Crescent Moon Waning
Neither a distinguished player nor a composer or arranger in a conventional sense, Kip Hanrahan occupies a one-of-a-kind place in American contemporary music. Beginning in the early ’80s, Hanrahan emerged as a bandleader/producer/conceptualist/music auteur. He became the off-center hub of extraordinary ensembles (don’t take my word for it, look them up) and also the ruthless instigator of unlikely musical blends and collisions — all captured in a remarkable 16-record catalog.
True to Hanrahan’s Bronx roots, his brand of cross-culturalism sounded lived-in; sophisticated, yes, but also rough-and-tumble. Call his music avant-jazz if you must, but in truth, it was an unruly, streetwise mix of jazz, blues, rock, pop, Afro-Cuban and Haitian roots music, New Orleans traditions and a half-dozen other influences, from bossa nova to Morton Feldman.

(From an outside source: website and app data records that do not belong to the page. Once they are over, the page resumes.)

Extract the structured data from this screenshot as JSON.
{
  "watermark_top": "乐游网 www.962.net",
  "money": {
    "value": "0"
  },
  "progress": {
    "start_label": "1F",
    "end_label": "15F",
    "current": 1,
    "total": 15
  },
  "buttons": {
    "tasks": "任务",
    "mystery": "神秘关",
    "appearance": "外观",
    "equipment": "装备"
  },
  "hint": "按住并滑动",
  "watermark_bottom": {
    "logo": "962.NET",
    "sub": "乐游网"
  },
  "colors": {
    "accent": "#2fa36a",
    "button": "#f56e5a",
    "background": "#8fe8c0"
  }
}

The results were never tidy, but that was never the intent. Instead, Hanrahan´s recordings seemed designed to present a contrarian view on questions of beauty, songwriting, ensemble playing and groove — and that was just for starters.
Anybody can go after perfection. But, ah, perfect imperfection — that’s a whole different matter.